**Requirement:** Write out every record below exactly, leaving the pictures out.
++++++++++++++++++++
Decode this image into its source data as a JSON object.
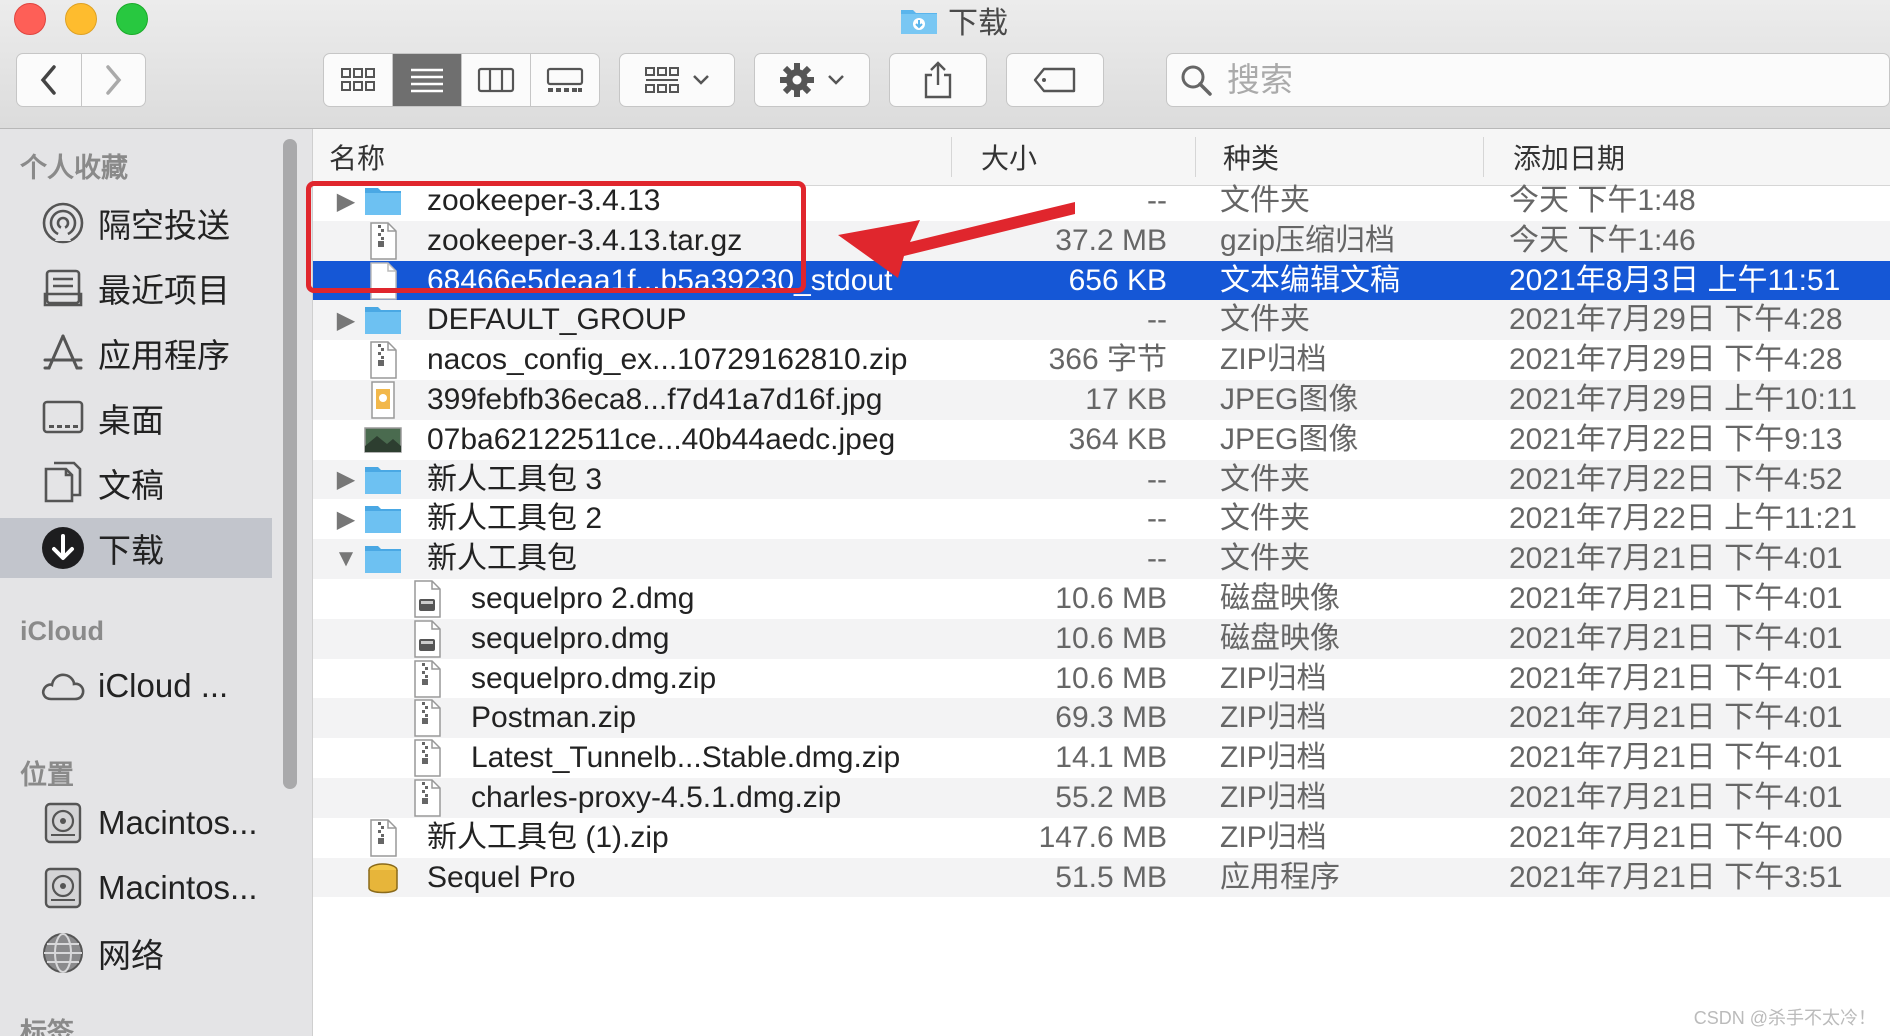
{
  "window": {
    "title": "下载"
  },
  "toolbar": {
    "back_icon": "chevron-left-icon",
    "forward_icon": "chevron-right-icon",
    "view_modes": [
      "icon-view",
      "list-view",
      "column-view",
      "gallery-view"
    ],
    "active_view": "list-view",
    "search_placeholder": "搜索"
  },
  "sidebar": {
    "sections": [
      {
        "header": "个人收藏",
        "items": [
          {
            "label": "隔空投送",
            "icon": "airdrop-icon"
          },
          {
            "label": "最近项目",
            "icon": "recents-icon"
          },
          {
            "label": "应用程序",
            "icon": "applications-icon"
          },
          {
            "label": "桌面",
            "icon": "desktop-icon"
          },
          {
            "label": "文稿",
            "icon": "documents-icon"
          },
          {
            "label": "下载",
            "icon": "downloads-icon",
            "selected": true
          }
        ]
      },
      {
        "header": "iCloud",
        "items": [
          {
            "label": "iCloud ...",
            "icon": "cloud-icon"
          }
        ]
      },
      {
        "header": "位置",
        "items": [
          {
            "label": "Macintos...",
            "icon": "disk-icon"
          },
          {
            "label": "Macintos...",
            "icon": "disk-icon"
          },
          {
            "label": "网络",
            "icon": "network-icon"
          }
        ]
      },
      {
        "header": "标签",
        "items": []
      }
    ]
  },
  "columns": {
    "name": "名称",
    "size": "大小",
    "kind": "种类",
    "date": "添加日期"
  },
  "files": [
    {
      "name": "zookeeper-3.4.13",
      "size": "--",
      "kind": "文件夹",
      "date": "今天 下午1:48",
      "type": "folder",
      "disclosure": "collapsed",
      "indent": 0
    },
    {
      "name": "zookeeper-3.4.13.tar.gz",
      "size": "37.2 MB",
      "kind": "gzip压缩归档",
      "date": "今天 下午1:46",
      "type": "archive",
      "indent": 0
    },
    {
      "name": "68466e5deaa1f...b5a39230_stdout",
      "size": "656 KB",
      "kind": "文本编辑文稿",
      "date": "2021年8月3日 上午11:51",
      "type": "doc",
      "indent": 0,
      "selected": true
    },
    {
      "name": "DEFAULT_GROUP",
      "size": "--",
      "kind": "文件夹",
      "date": "2021年7月29日 下午4:28",
      "type": "folder",
      "disclosure": "collapsed",
      "indent": 0
    },
    {
      "name": "nacos_config_ex...10729162810.zip",
      "size": "366 字节",
      "kind": "ZIP归档",
      "date": "2021年7月29日 下午4:28",
      "type": "archive",
      "indent": 0
    },
    {
      "name": "399febfb36eca8...f7d41a7d16f.jpg",
      "size": "17 KB",
      "kind": "JPEG图像",
      "date": "2021年7月29日 上午10:11",
      "type": "image",
      "indent": 0
    },
    {
      "name": "07ba62122511ce...40b44aedc.jpeg",
      "size": "364 KB",
      "kind": "JPEG图像",
      "date": "2021年7月22日 下午9:13",
      "type": "image2",
      "indent": 0
    },
    {
      "name": "新人工具包 3",
      "size": "--",
      "kind": "文件夹",
      "date": "2021年7月22日 下午4:52",
      "type": "folder",
      "disclosure": "collapsed",
      "indent": 0
    },
    {
      "name": "新人工具包 2",
      "size": "--",
      "kind": "文件夹",
      "date": "2021年7月22日 上午11:21",
      "type": "folder",
      "disclosure": "collapsed",
      "indent": 0
    },
    {
      "name": "新人工具包",
      "size": "--",
      "kind": "文件夹",
      "date": "2021年7月21日 下午4:01",
      "type": "folder",
      "disclosure": "expanded",
      "indent": 0
    },
    {
      "name": "sequelpro 2.dmg",
      "size": "10.6 MB",
      "kind": "磁盘映像",
      "date": "2021年7月21日 下午4:01",
      "type": "dmg",
      "indent": 1
    },
    {
      "name": "sequelpro.dmg",
      "size": "10.6 MB",
      "kind": "磁盘映像",
      "date": "2021年7月21日 下午4:01",
      "type": "dmg",
      "indent": 1
    },
    {
      "name": "sequelpro.dmg.zip",
      "size": "10.6 MB",
      "kind": "ZIP归档",
      "date": "2021年7月21日 下午4:01",
      "type": "archive",
      "indent": 1
    },
    {
      "name": "Postman.zip",
      "size": "69.3 MB",
      "kind": "ZIP归档",
      "date": "2021年7月21日 下午4:01",
      "type": "archive",
      "indent": 1
    },
    {
      "name": "Latest_Tunnelb...Stable.dmg.zip",
      "size": "14.1 MB",
      "kind": "ZIP归档",
      "date": "2021年7月21日 下午4:01",
      "type": "archive",
      "indent": 1
    },
    {
      "name": "charles-proxy-4.5.1.dmg.zip",
      "size": "55.2 MB",
      "kind": "ZIP归档",
      "date": "2021年7月21日 下午4:01",
      "type": "archive",
      "indent": 1
    },
    {
      "name": "新人工具包 (1).zip",
      "size": "147.6 MB",
      "kind": "ZIP归档",
      "date": "2021年7月21日 下午4:00",
      "type": "archive",
      "indent": 0
    },
    {
      "name": "Sequel Pro",
      "size": "51.5 MB",
      "kind": "应用程序",
      "date": "2021年7月21日 下午3:51",
      "type": "app",
      "indent": 0
    }
  ],
  "annotation": {
    "color": "#e0262d"
  },
  "watermark": "CSDN @杀手不太冷！",
  "colors": {
    "selection": "#1557d6",
    "sidebar_bg": "#e4e4e6",
    "folder": "#5ab5ec"
  }
}
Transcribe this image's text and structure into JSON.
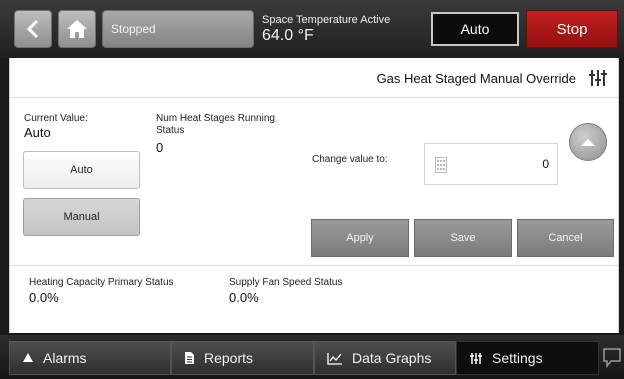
{
  "header": {
    "status": "Stopped",
    "space_temp_label": "Space Temperature Active",
    "space_temp_value": "64.0 °F",
    "auto_label": "Auto",
    "stop_label": "Stop"
  },
  "panel": {
    "title": "Gas Heat Staged Manual Override",
    "current_value_label": "Current Value:",
    "current_value": "Auto",
    "num_heat_label_line1": "Num Heat Stages Running",
    "num_heat_label_line2": "Status",
    "num_heat_value": "0",
    "mode_auto": "Auto",
    "mode_manual": "Manual",
    "change_value_label": "Change value to:",
    "change_value": "0",
    "apply": "Apply",
    "save": "Save",
    "cancel": "Cancel",
    "heating_capacity_label": "Heating Capacity Primary Status",
    "heating_capacity_value": "0.0%",
    "supply_fan_label": "Supply Fan Speed Status",
    "supply_fan_value": "0.0%"
  },
  "tabs": [
    {
      "label": "Alarms",
      "icon": "bell-icon"
    },
    {
      "label": "Reports",
      "icon": "document-icon"
    },
    {
      "label": "Data Graphs",
      "icon": "graph-icon"
    },
    {
      "label": "Settings",
      "icon": "sliders-icon",
      "active": true
    }
  ],
  "colors": {
    "stop": "#b31818",
    "active_tab": "#0e0e0e"
  }
}
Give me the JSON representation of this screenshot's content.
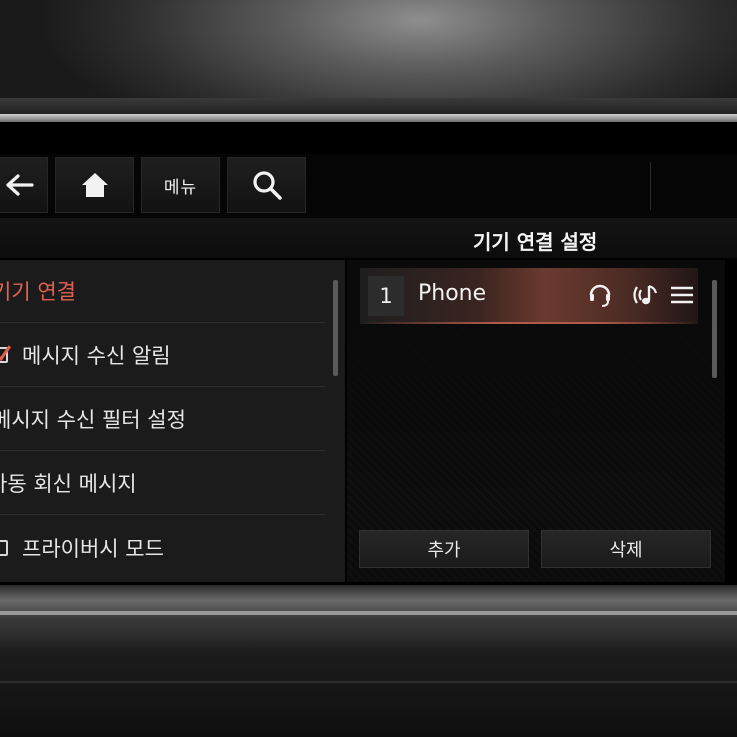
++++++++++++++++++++
**Result of the task:**
Decode this image into its source data as a JSON object.
{
  "window": {
    "title": "下载"
  },
  "toolbar": {
    "back_icon": "chevron-left-icon",
    "forward_icon": "chevron-right-icon",
    "view_modes": [
      "icon-view",
      "list-view",
      "column-view",
      "gallery-view"
    ],
    "active_view": "list-view",
    "search_placeholder": "搜索"
  },
  "sidebar": {
    "sections": [
      {
        "header": "个人收藏",
        "items": [
          {
            "label": "隔空投送",
            "icon": "airdrop-icon"
          },
          {
            "label": "最近项目",
            "icon": "recents-icon"
          },
          {
            "label": "应用程序",
            "icon": "applications-icon"
          },
          {
            "label": "桌面",
            "icon": "desktop-icon"
          },
          {
            "label": "文稿",
            "icon": "documents-icon"
          },
          {
            "label": "下载",
            "icon": "downloads-icon",
            "selected": true
          }
        ]
      },
      {
        "header": "iCloud",
        "items": [
          {
            "label": "iCloud ...",
            "icon": "cloud-icon"
          }
        ]
      },
      {
        "header": "位置",
        "items": [
          {
            "label": "Macintos...",
            "icon": "disk-icon"
          },
          {
            "label": "Macintos...",
            "icon": "disk-icon"
          },
          {
            "label": "网络",
            "icon": "network-icon"
          }
        ]
      },
      {
        "header": "标签",
        "items": []
      }
    ]
  },
  "columns": {
    "name": "名称",
    "size": "大小",
    "kind": "种类",
    "date": "添加日期"
  },
  "files": [
    {
      "name": "zookeeper-3.4.13",
      "size": "--",
      "kind": "文件夹",
      "date": "今天 下午1:48",
      "type": "folder",
      "disclosure": "collapsed",
      "indent": 0
    },
    {
      "name": "zookeeper-3.4.13.tar.gz",
      "size": "37.2 MB",
      "kind": "gzip压缩归档",
      "date": "今天 下午1:46",
      "type": "archive",
      "indent": 0
    },
    {
      "name": "68466e5deaa1f...b5a39230_stdout",
      "size": "656 KB",
      "kind": "文本编辑文稿",
      "date": "2021年8月3日 上午11:51",
      "type": "doc",
      "indent": 0,
      "selected": true
    },
    {
      "name": "DEFAULT_GROUP",
      "size": "--",
      "kind": "文件夹",
      "date": "2021年7月29日 下午4:28",
      "type": "folder",
      "disclosure": "collapsed",
      "indent": 0
    },
    {
      "name": "nacos_config_ex...10729162810.zip",
      "size": "366 字节",
      "kind": "ZIP归档",
      "date": "2021年7月29日 下午4:28",
      "type": "archive",
      "indent": 0
    },
    {
      "name": "399febfb36eca8...f7d41a7d16f.jpg",
      "size": "17 KB",
      "kind": "JPEG图像",
      "date": "2021年7月29日 上午10:11",
      "type": "image",
      "indent": 0
    },
    {
      "name": "07ba62122511ce...40b44aedc.jpeg",
      "size": "364 KB",
      "kind": "JPEG图像",
      "date": "2021年7月22日 下午9:13",
      "type": "image2",
      "indent": 0
    },
    {
      "name": "新人工具包 3",
      "size": "--",
      "kind": "文件夹",
      "date": "2021年7月22日 下午4:52",
      "type": "folder",
      "disclosure": "collapsed",
      "indent": 0
    },
    {
      "name": "新人工具包 2",
      "size": "--",
      "kind": "文件夹",
      "date": "2021年7月22日 上午11:21",
      "type": "folder",
      "disclosure": "collapsed",
      "indent": 0
    },
    {
      "name": "新人工具包",
      "size": "--",
      "kind": "文件夹",
      "date": "2021年7月21日 下午4:01",
      "type": "folder",
      "disclosure": "expanded",
      "indent": 0
    },
    {
      "name": "sequelpro 2.dmg",
      "size": "10.6 MB",
      "kind": "磁盘映像",
      "date": "2021年7月21日 下午4:01",
      "type": "dmg",
      "indent": 1
    },
    {
      "name": "sequelpro.dmg",
      "size": "10.6 MB",
      "kind": "磁盘映像",
      "date": "2021年7月21日 下午4:01",
      "type": "dmg",
      "indent": 1
    },
    {
      "name": "sequelpro.dmg.zip",
      "size": "10.6 MB",
      "kind": "ZIP归档",
      "date": "2021年7月21日 下午4:01",
      "type": "archive",
      "indent": 1
    },
    {
      "name": "Postman.zip",
      "size": "69.3 MB",
      "kind": "ZIP归档",
      "date": "2021年7月21日 下午4:01",
      "type": "archive",
      "indent": 1
    },
    {
      "name": "Latest_Tunnelb...Stable.dmg.zip",
      "size": "14.1 MB",
      "kind": "ZIP归档",
      "date": "2021年7月21日 下午4:01",
      "type": "archive",
      "indent": 1
    },
    {
      "name": "charles-proxy-4.5.1.dmg.zip",
      "size": "55.2 MB",
      "kind": "ZIP归档",
      "date": "2021年7月21日 下午4:01",
      "type": "archive",
      "indent": 1
    },
    {
      "name": "新人工具包 (1).zip",
      "size": "147.6 MB",
      "kind": "ZIP归档",
      "date": "2021年7月21日 下午4:00",
      "type": "archive",
      "indent": 0
    },
    {
      "name": "Sequel Pro",
      "size": "51.5 MB",
      "kind": "应用程序",
      "date": "2021年7月21日 下午3:51",
      "type": "app",
      "indent": 0
    }
  ],
  "annotation": {
    "color": "#e0262d"
  },
  "watermark": "CSDN @杀手不太冷！",
  "colors": {
    "selection": "#1557d6",
    "sidebar_bg": "#e4e4e6",
    "folder": "#5ab5ec"
  }
}
Transcribe this image's text and structure into JSON.
{
  "header": {
    "status": "Stopped",
    "space_temp_label": "Space Temperature Active",
    "space_temp_value": "64.0 °F",
    "auto_label": "Auto",
    "stop_label": "Stop"
  },
  "panel": {
    "title": "Gas Heat Staged Manual Override",
    "current_value_label": "Current Value:",
    "current_value": "Auto",
    "num_heat_label_line1": "Num Heat Stages Running",
    "num_heat_label_line2": "Status",
    "num_heat_value": "0",
    "mode_auto": "Auto",
    "mode_manual": "Manual",
    "change_value_label": "Change value to:",
    "change_value": "0",
    "apply": "Apply",
    "save": "Save",
    "cancel": "Cancel",
    "heating_capacity_label": "Heating Capacity Primary Status",
    "heating_capacity_value": "0.0%",
    "supply_fan_label": "Supply Fan Speed Status",
    "supply_fan_value": "0.0%"
  },
  "tabs": [
    {
      "label": "Alarms",
      "icon": "bell-icon"
    },
    {
      "label": "Reports",
      "icon": "document-icon"
    },
    {
      "label": "Data Graphs",
      "icon": "graph-icon"
    },
    {
      "label": "Settings",
      "icon": "sliders-icon",
      "active": true
    }
  ],
  "colors": {
    "stop": "#b31818",
    "active_tab": "#0e0e0e"
  }
}
Give me the JSON representation of this screenshot's content.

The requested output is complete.